What is the best story? The story that is waiting to be told.Walter Cronkite
- All concepts are relevant to every patient.
- All concepts are both independent by themselves and dependent on all other concepts as they interact in function, dysfunction, parafunction and rest.
- All concepts in occlusion have a “pure” definition and should never be considered a concept of occlusion (i.e. a philosophy).
- Pure concepts in occlusion are ethical teaching tools that provide value to the knowledge of occlusion.
“Pure” is synonymous with clean and free from contamination. Pure definitions are difficult to find and over the years are changed and diluted for interpretation of a particular point of view. Pure definitions in the original context are rare and change with time. When definitions are adapted to fit a “concept,” the original idea has the potential to become distorted.

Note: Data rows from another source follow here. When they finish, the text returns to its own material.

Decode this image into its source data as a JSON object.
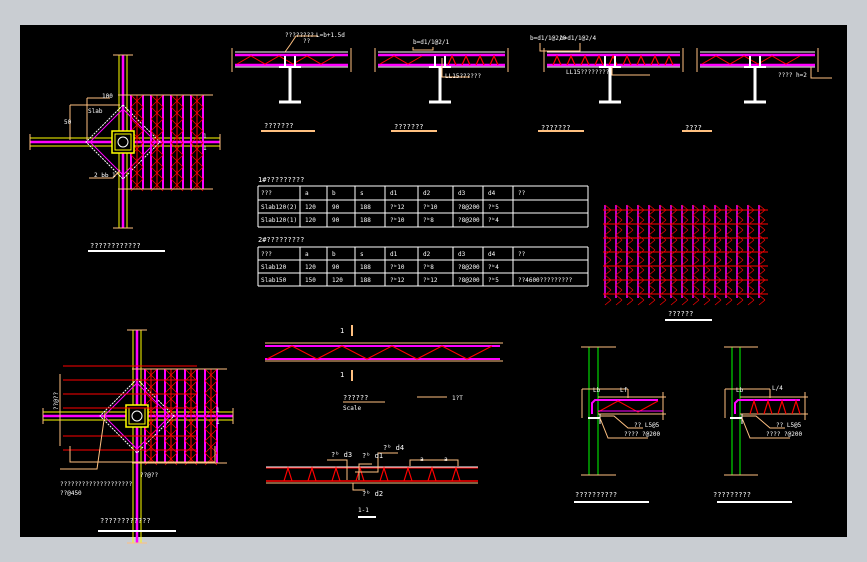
{
  "colors": {
    "background": "#000000",
    "frame": "#c9cdd2",
    "slab": "#ff00ff",
    "rebar": "#ff0000",
    "dimension": "#ffc080",
    "column": "#00ff00",
    "beam": "#ffff00",
    "text": "#ffffff"
  },
  "details_top": [
    {
      "title": "???????",
      "note": "????????",
      "note2": "L=b+1.5d",
      "note3": "??"
    },
    {
      "title": "???????",
      "note": "b=d1/1@2/1",
      "note2": "LL15??????"
    },
    {
      "title": "???????",
      "note": "b=d1/1@2/0",
      "note2": "b=d1/1@2/4",
      "note3": "LL15????????"
    },
    {
      "title": "????",
      "note": "????  h=2"
    }
  ],
  "plan_top": {
    "title": "????????????",
    "dim1": "100",
    "dim2": "50",
    "label1": "Slab",
    "label2": "2 ЬЬ 1",
    "mark1": "1",
    "mark2": "1"
  },
  "table1": {
    "title": "1#?????????",
    "headers": [
      "???",
      "a",
      "b",
      "s",
      "d1",
      "d2",
      "d3",
      "d4",
      "??"
    ],
    "rows": [
      [
        "Slab120(2)",
        "120",
        "90",
        "188",
        "?ᵇ12",
        "?ᵇ10",
        "?8@200",
        "?ᵇ5",
        ""
      ],
      [
        "Slab120(1)",
        "120",
        "90",
        "188",
        "?ᵇ10",
        "?ᵇ8",
        "?8@200",
        "?ᵇ4",
        ""
      ]
    ]
  },
  "table2": {
    "title": "2#?????????",
    "headers": [
      "???",
      "a",
      "b",
      "s",
      "d1",
      "d2",
      "d3",
      "d4",
      "??"
    ],
    "rows": [
      [
        "Slab120",
        "120",
        "90",
        "188",
        "?ᵇ10",
        "?ᵇ8",
        "?8@200",
        "?ᵇ4",
        ""
      ],
      [
        "Slab150",
        "150",
        "120",
        "188",
        "?ᵇ12",
        "?ᵇ12",
        "?8@200",
        "?ᵇ5",
        "??4600?????????"
      ]
    ]
  },
  "truss_grid": {
    "title": "??????"
  },
  "truss_elevation": {
    "section_mark": "1",
    "title": "??????",
    "subtitle": "Scale",
    "legend": "1?T"
  },
  "deck_section": {
    "label_d3": "?ᵇ d3",
    "label_d1": "?ᵇ d1",
    "label_d4": "?ᵇ d4",
    "label_d2": "?ᵇ d2",
    "dim_a": "a",
    "dim_b": "a",
    "title": "1-1"
  },
  "edge_details": [
    {
      "title": "??????????",
      "dim_lb": "Lb",
      "dim_lf": "Lf",
      "note1": "?? L5@5",
      "note2": "????  ?@200"
    },
    {
      "title": "?????????",
      "dim_lb": "Lb",
      "dim_lf": "L/4",
      "note1": "?? L5@5",
      "note2": "????  ?@200"
    }
  ],
  "plan_bottom": {
    "title": "????????????",
    "note1": "????????????????????",
    "note2": "??@450",
    "dim": "??@??",
    "side_dim": "??@??",
    "mark1": "1",
    "mark2": "1"
  }
}
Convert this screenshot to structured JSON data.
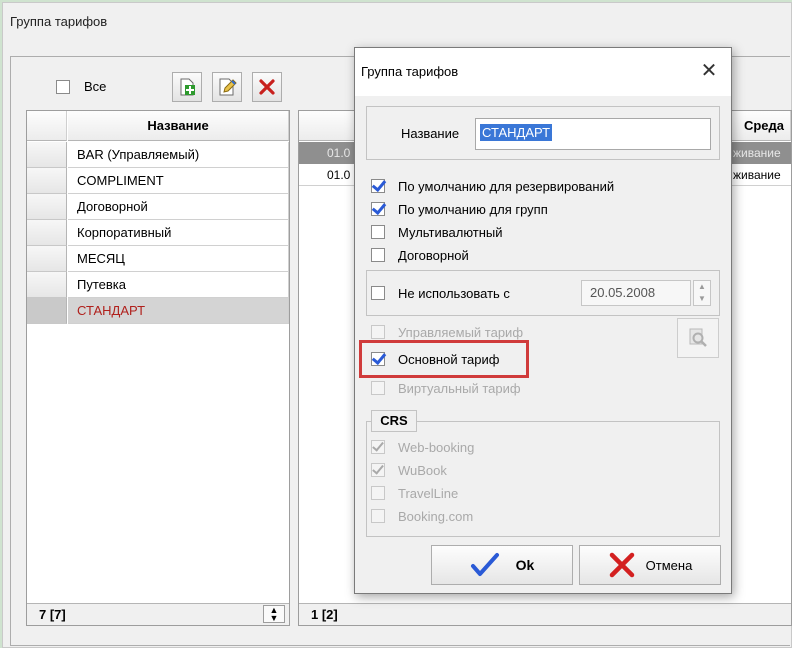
{
  "main_window": {
    "title": "Группа тарифов",
    "toolbar": {
      "all_label": "Все",
      "add_icon": "add-document-icon",
      "edit_icon": "edit-document-icon",
      "delete_icon": "delete-x-icon"
    },
    "left_grid": {
      "header": "Название",
      "rows": [
        "BAR (Управляемый)",
        "COMPLIMENT",
        "Договорной",
        "Корпоративный",
        "МЕСЯЦ",
        "Путевка",
        "СТАНДАРТ"
      ],
      "selected_row": "СТАНДАРТ",
      "footer": "7 [7]"
    },
    "right_grid": {
      "header_last": "Среда",
      "rows": [
        {
          "date": "01.0",
          "tail": "живание"
        },
        {
          "date": "01.0",
          "tail": "живание"
        }
      ],
      "footer": "1 [2]"
    }
  },
  "dialog": {
    "title": "Группа тарифов",
    "name_label": "Название",
    "name_value": "СТАНДАРТ",
    "options": {
      "default_reservations": "По умолчанию для резервирований",
      "default_groups": "По умолчанию для групп",
      "multicurrency": "Мультивалютный",
      "contract": "Договорной"
    },
    "not_use_label": "Не использовать с",
    "not_use_date": "20.05.2008",
    "managed_tariff": "Управляемый тариф",
    "base_tariff": "Основной тариф",
    "virtual_tariff": "Виртуальный тариф",
    "crs": {
      "title": "CRS",
      "items": [
        "Web-booking",
        "WuBook",
        "TravelLine",
        "Booking.com"
      ]
    },
    "ok_label": "Ok",
    "cancel_label": "Отмена",
    "colors": {
      "check_blue": "#2a5ad6",
      "highlight_red": "#d03b3b",
      "selection_blue": "#3a77d7",
      "cancel_red": "#d32020"
    }
  }
}
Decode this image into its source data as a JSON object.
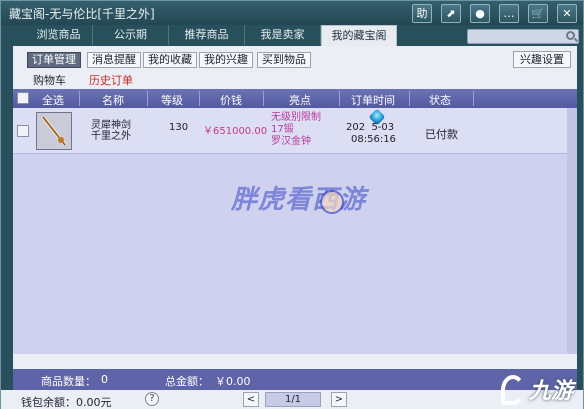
{
  "window": {
    "title": "藏宝阁-无与伦比[千里之外]"
  },
  "toolbar": {
    "buttons": [
      {
        "label": "助",
        "icon": "help-icon"
      },
      {
        "label": "⬈",
        "icon": "share-icon"
      },
      {
        "label": "●",
        "icon": "record-icon"
      },
      {
        "label": "…",
        "icon": "chat-icon"
      },
      {
        "label": "🛒",
        "icon": "cart-icon"
      },
      {
        "label": "✕",
        "icon": "close-icon"
      }
    ]
  },
  "tabs": [
    {
      "label": "浏览商品"
    },
    {
      "label": "公示期"
    },
    {
      "label": "推荐商品"
    },
    {
      "label": "我是卖家"
    },
    {
      "label": "我的藏宝阁"
    }
  ],
  "subtabs": [
    {
      "label": "订单管理"
    },
    {
      "label": "消息提醒"
    },
    {
      "label": "我的收藏"
    },
    {
      "label": "我的兴趣"
    },
    {
      "label": "买到物品"
    }
  ],
  "interest_button": "兴趣设置",
  "links": {
    "cart": "购物车",
    "history": "历史订单"
  },
  "table": {
    "headers": [
      "全选",
      "名称",
      "等级",
      "价钱",
      "亮点",
      "订单时间",
      "状态"
    ],
    "rows": [
      {
        "name_line1": "灵犀神剑",
        "name_line2": "千里之外",
        "level": "130",
        "price": "￥651000.00",
        "traits": [
          "无级别限制",
          "17锻",
          "罗汉金钟"
        ],
        "time_line1": "202  5-03",
        "time_line2": "08:56:16",
        "status": "已付款"
      }
    ]
  },
  "footer": {
    "count_label": "商品数量：",
    "count_value": "0",
    "total_label": "总金额：",
    "total_value": "￥0.00"
  },
  "bottom": {
    "wallet": "钱包余额：0.00元",
    "help": "?",
    "prev": "<",
    "next": ">",
    "page": "1/1"
  },
  "watermark": "胖虎看西游",
  "logo": "九游"
}
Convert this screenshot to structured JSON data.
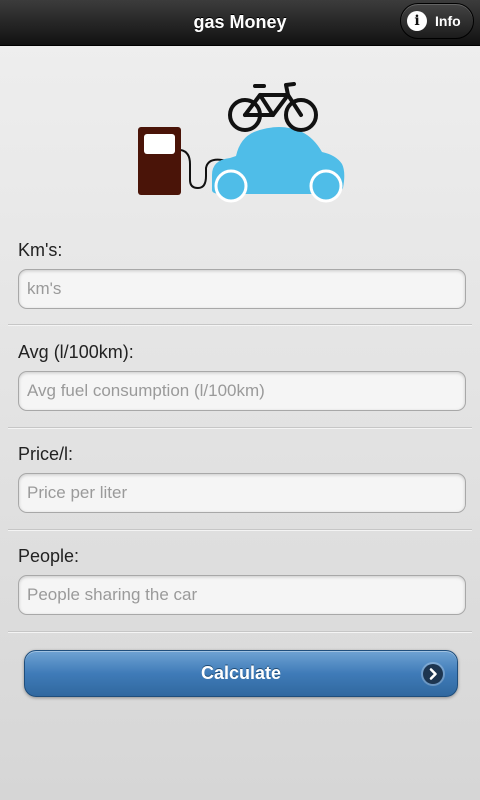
{
  "header": {
    "title": "gas Money",
    "info_label": "Info"
  },
  "illustration": {
    "icons": [
      "gas-pump-icon",
      "bicycle-icon",
      "car-icon"
    ],
    "colors": {
      "pump": "#4a1408",
      "car": "#4fbde8",
      "bicycle": "#111111"
    }
  },
  "form": {
    "fields": [
      {
        "label": "Km's:",
        "placeholder": "km's",
        "value": ""
      },
      {
        "label": "Avg (l/100km):",
        "placeholder": "Avg fuel consumption (l/100km)",
        "value": ""
      },
      {
        "label": "Price/l:",
        "placeholder": "Price per liter",
        "value": ""
      },
      {
        "label": "People:",
        "placeholder": "People sharing the car",
        "value": ""
      }
    ]
  },
  "calculate": {
    "label": "Calculate",
    "icon": "chevron-right-icon",
    "color": "#3f7bb8"
  }
}
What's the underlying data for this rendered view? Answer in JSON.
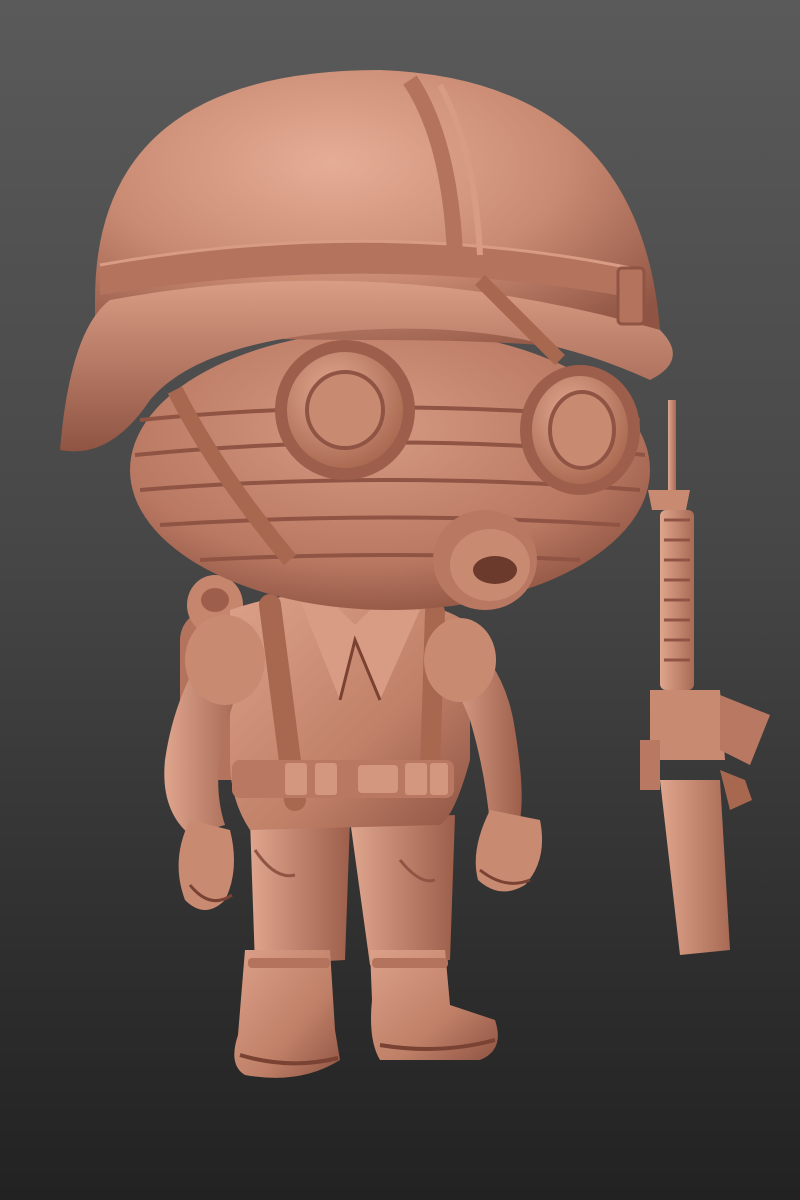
{
  "scene": {
    "subject": "clay-render-chibi-soldier",
    "colors": {
      "clay_base": "#c98a72",
      "clay_light": "#e3a992",
      "clay_mid": "#b97862",
      "clay_dark": "#8f5443",
      "clay_deep": "#6b3a2c",
      "background_top": "#5a5a5a",
      "background_bottom": "#222222"
    }
  }
}
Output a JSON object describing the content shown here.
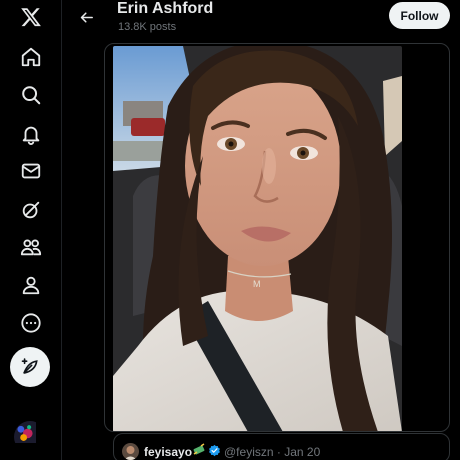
{
  "profile": {
    "name": "Erin Ashford",
    "posts_count": "13.8K posts",
    "follow_label": "Follow"
  },
  "nav": {
    "items": [
      {
        "icon": "x-logo-icon"
      },
      {
        "icon": "home-icon"
      },
      {
        "icon": "search-icon"
      },
      {
        "icon": "bell-icon"
      },
      {
        "icon": "mail-icon"
      },
      {
        "icon": "grok-icon"
      },
      {
        "icon": "communities-icon"
      },
      {
        "icon": "profile-icon"
      },
      {
        "icon": "more-icon"
      }
    ],
    "compose_icon": "compose-post-icon"
  },
  "quote": {
    "name": "feyisayo",
    "handle": "@feyiszn",
    "date": "Jan 20",
    "separator": "·"
  },
  "colors": {
    "background": "#000000",
    "text_primary": "#e7e9ea",
    "text_secondary": "#71767b",
    "border": "#2f3336",
    "button_bg": "#eff3f4",
    "verified": "#1d9bf0"
  }
}
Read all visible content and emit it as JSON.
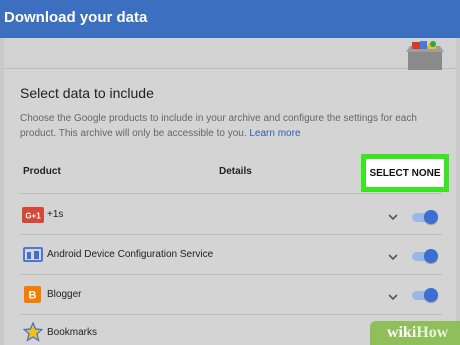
{
  "header": {
    "title": "Download your data"
  },
  "section": {
    "title": "Select data to include",
    "description": "Choose the Google products to include in your archive and configure the settings for each product. This archive will only be accessible to you.",
    "learn_more": "Learn more"
  },
  "table": {
    "col_product": "Product",
    "col_details": "Details",
    "select_none": "SELECT NONE"
  },
  "products": [
    {
      "label": "+1s",
      "icon": "google-plus-icon",
      "enabled": true
    },
    {
      "label": "Android Device Configuration Service",
      "icon": "android-device-icon",
      "enabled": true
    },
    {
      "label": "Blogger",
      "icon": "blogger-icon",
      "enabled": true
    },
    {
      "label": "Bookmarks",
      "icon": "bookmarks-star-icon",
      "enabled": true
    }
  ],
  "icons": {
    "google_plus_text": "G+1",
    "blogger_glyph": "B"
  },
  "watermark": {
    "wiki": "wiki",
    "how": "How"
  },
  "colors": {
    "header": "#3d6fc0",
    "highlight": "#39e51e",
    "toggle_on": "#3c6fd1",
    "link": "#2c5fb8"
  }
}
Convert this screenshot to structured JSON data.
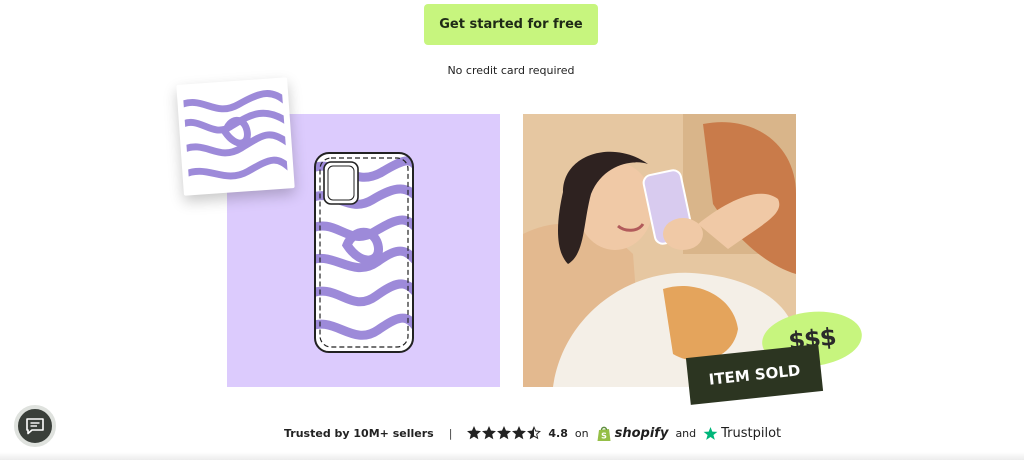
{
  "hero": {
    "cta_label": "Get started for free",
    "subtext": "No credit card required"
  },
  "showcase": {
    "sticker_money": "$$$",
    "sticker_sold": "ITEM SOLD"
  },
  "trust": {
    "sellers": "Trusted by 10M+ sellers",
    "separator": "|",
    "rating": "4.8",
    "stars": 4.5,
    "on": "on",
    "shopify": "shopify",
    "and": "and",
    "trustpilot": "Trustpilot"
  },
  "colors": {
    "accent": "#c7f57e",
    "lavender": "#dccbfd",
    "swirl": "#9d8ad9",
    "dark_green": "#2c3521",
    "shopify_green": "#95bf47",
    "trustpilot_green": "#00b67a"
  },
  "icons": {
    "chat": "chat-bubble-icon",
    "star": "star-icon",
    "shopify": "shopify-bag-icon",
    "trustpilot": "trustpilot-star-icon"
  }
}
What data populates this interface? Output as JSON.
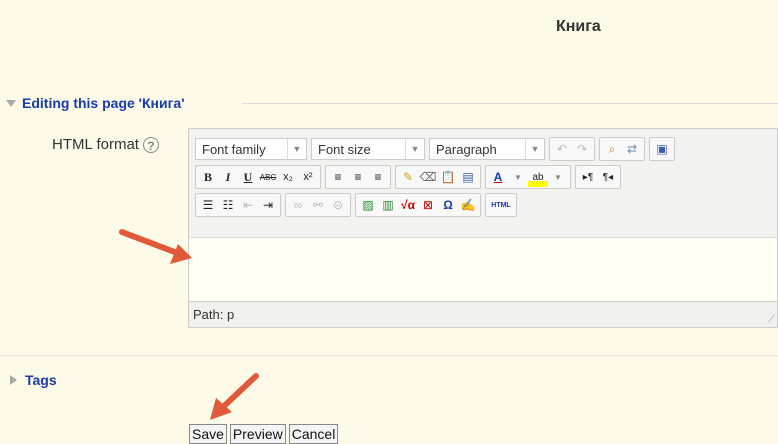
{
  "page": {
    "title": "Книга"
  },
  "editing_section": {
    "legend": "Editing this page 'Книга'",
    "field_label": "HTML format",
    "help_icon": "?"
  },
  "editor": {
    "font_family": "Font family",
    "font_size": "Font size",
    "paragraph": "Paragraph",
    "path": "Path: p",
    "toolbar_icons": {
      "bold": "B",
      "italic": "I",
      "underline": "U",
      "strike": "ABC",
      "subscript": "x₂",
      "superscript": "x²",
      "html": "HTML",
      "omega": "Ω"
    }
  },
  "tags_section": {
    "label": "Tags"
  },
  "buttons": {
    "save": "Save",
    "preview": "Preview",
    "cancel": "Cancel"
  },
  "colors": {
    "arrow": "#e05a3a",
    "link": "#1a3aa8",
    "page_bg": "#fdfbe8"
  }
}
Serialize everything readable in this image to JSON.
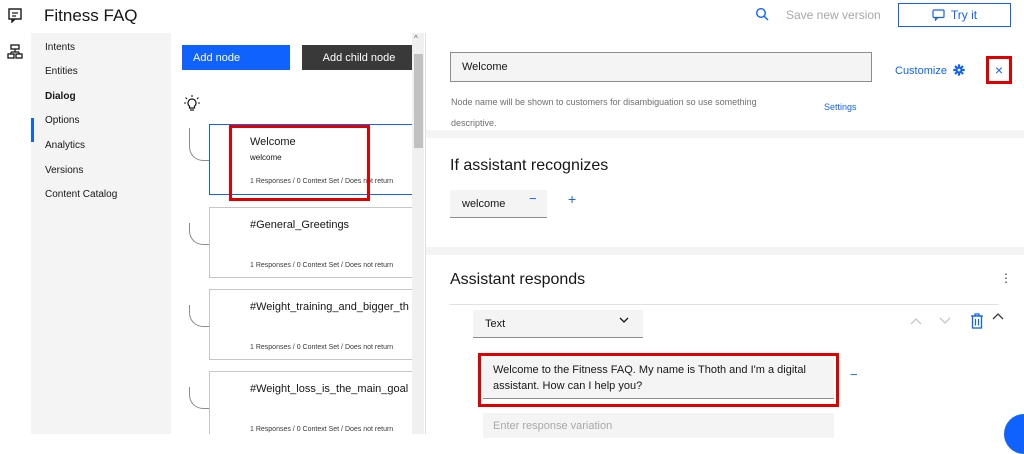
{
  "app": {
    "title": "Fitness FAQ"
  },
  "header": {
    "search_icon": "search-icon",
    "save_label": "Save new version",
    "try_label": "Try it"
  },
  "nav": {
    "items": [
      {
        "label": "Intents"
      },
      {
        "label": "Entities"
      },
      {
        "label": "Dialog",
        "active": true
      },
      {
        "label": "Options"
      },
      {
        "label": "Analytics"
      },
      {
        "label": "Versions"
      },
      {
        "label": "Content Catalog"
      }
    ]
  },
  "tree": {
    "add_node_label": "Add node",
    "add_child_label": "Add child node",
    "nodes": [
      {
        "title": "Welcome",
        "condition": "welcome",
        "meta": "1 Responses / 0 Context Set / Does not return"
      },
      {
        "title": "#General_Greetings",
        "condition": "",
        "meta": "1 Responses / 0 Context Set / Does not return"
      },
      {
        "title": "#Weight_training_and_bigger_th",
        "condition": "",
        "meta": "1 Responses / 0 Context Set / Does not return"
      },
      {
        "title": "#Weight_loss_is_the_main_goal",
        "condition": "",
        "meta": "1 Responses / 0 Context Set / Does not return"
      }
    ]
  },
  "editor": {
    "node_name": "Welcome",
    "helper_text": "Node name will be shown to customers for disambiguation so use something descriptive.",
    "settings_label": "Settings",
    "customize_label": "Customize",
    "close_label": "×",
    "recognizes_title": "If assistant recognizes",
    "condition_chip": "welcome",
    "minus_label": "−",
    "plus_label": "+",
    "responds_title": "Assistant responds",
    "kebab_label": "⋮",
    "response_type": "Text",
    "response_text": "Welcome to the Fitness FAQ. My name is Thoth and I'm a digital assistant. How can I help you?",
    "variation_placeholder": "Enter response variation"
  },
  "colors": {
    "accent": "#0f62fe",
    "highlight": "#e00000",
    "dark_button": "#393939"
  }
}
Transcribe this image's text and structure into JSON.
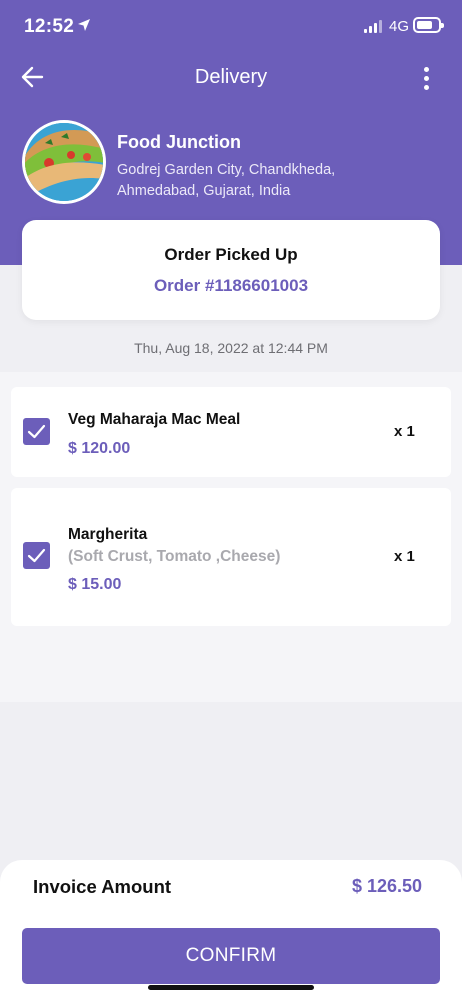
{
  "status_bar": {
    "time": "12:52",
    "network": "4G"
  },
  "header": {
    "title": "Delivery"
  },
  "restaurant": {
    "name": "Food Junction",
    "address": "Godrej Garden City, Chandkheda, Ahmedabad, Gujarat, India"
  },
  "order": {
    "status": "Order Picked Up",
    "number": "Order #1186601003",
    "datetime": "Thu, Aug 18, 2022 at 12:44 PM"
  },
  "items": [
    {
      "name": "Veg Maharaja Mac Meal",
      "options": "",
      "price": "$ 120.00",
      "qty": "x 1",
      "checked": true
    },
    {
      "name": "Margherita",
      "options": "(Soft Crust, Tomato  ,Cheese)",
      "price": "$ 15.00",
      "qty": "x 1",
      "checked": true
    }
  ],
  "invoice": {
    "label": "Invoice Amount",
    "amount": "$ 126.50"
  },
  "actions": {
    "confirm_label": "CONFIRM"
  },
  "colors": {
    "primary": "#6c5eba",
    "background": "#efeff3",
    "muted_text": "#a9a9ae"
  }
}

A “concept” is a thought of a generic idea that has been derived from a single meaning of a term. This common characteristic is that which is similar to all of the different individuals. Arthur Schopenhauer in his text “On the Will in Nature” when relating concepts of physiology and pathology gave way to the notion that, “every concept originates through our equating what is unequal.”
The stomatognathic system can be compared to a giant puzzle with numerous solution strategies. No two humans have identical ‘occlusal’ puzzle pieces or functional performance. You might say that people’s occlusions are as unique an identifier as their fingerprints. Dr. Major Ash, teacher and author, said in a lecture at the 2000 American Equilibration Society in Chicago that, “Science is a battle where ideas compete for acceptance.” He later asked, “Is there an occlusal scheme with a biological advantage?” and then wondered, “What is the truth?”
Every concept in occlusion has the same theme. Take a definition in its pure form: Contract and expand the common characteristics of equality within the unequal dynamics of human anatomy and function. Ask yourself, “Is the concept ethical?” and “What value does the concept provide in making occlusion logical to me and my patient?” Understand the concept by itself in its pure form before integrating the idea with other concepts in occlusion. Isolating each idea in its pure definition provides a road map to understanding and simplifying the twisted philosophies that we learn as concepts OF occlusion. Every dentist resorts to the potentially dangerous practice of relying on trial and error techniques to navigate the maze that occlusion really is.
Occlusion Confusion, an article by Dr. Gordon Christiansen (Dentaltown, April 2006 ), describes the dilemma encountered by every dental school, every student, and every dentist. Early in his career, Dr. Christiansen realized that he too had been poorly educated in occlusion during his training. Out of necessity and through trial and error, he came to incorporate occlusal concepts into his practice. The turning point came when the income generated by occlusal therapy became comparable to the one generated by restorative procedures.
Up until now, most dentists have waited until occlusions wear out or degenerate before searching for methods of treatment. That is generally the time when they enroll in continuing education courses or start attending workshops and study clubs where they benefit from discussing treatment planning cases with other doctors and specialists. Such brainstorming opportunities quickly expose participants to the diversity of clinical philosophies. Digital Occlusion will allow dentists to successfully incorporate occlusal therapy into their practice by educating their assistants and their hygienists in the art and science of occlusion. Digital dentistry makes development, anatomy, and function transparent thus preventing occlusions from degenerating in the first place.
What Concepts Teach
The basic vocabulary of dentistry has many interpretations. Dentists will continue to bend concepts to fit their personal philosophy of how to practice dentistry.
Each dentist is unique and special and each concept should be adapted to fulfill your need. Each concept has an academic history and each concept has a clinical application. It is important to recognize the difference between the two, because trouble follows those who become fixated on a single concept. Radical interpretation to satisfy a selfish agenda of a single concept limits your effectiveness as a dentist. Read the concepts for their academic historical value as a way to refresh the original meaning of the language of dentistry. Only after you can value the meaning of the concepts history over time can you develop your own interpretation and integrate it into your personal journey in occlusion.
The goals of Digital Occlusion are stated on the home page and are intended to enhance the understanding of every concept of occlusion. The purpose of this section is to outline many different concepts in an effort to bring harmony and closure to occlusion confusion. Digital dentistry embraces all concepts and brings them closer together. A better understanding of what you think you know about occlusion should never end in your career. Enjoy the future.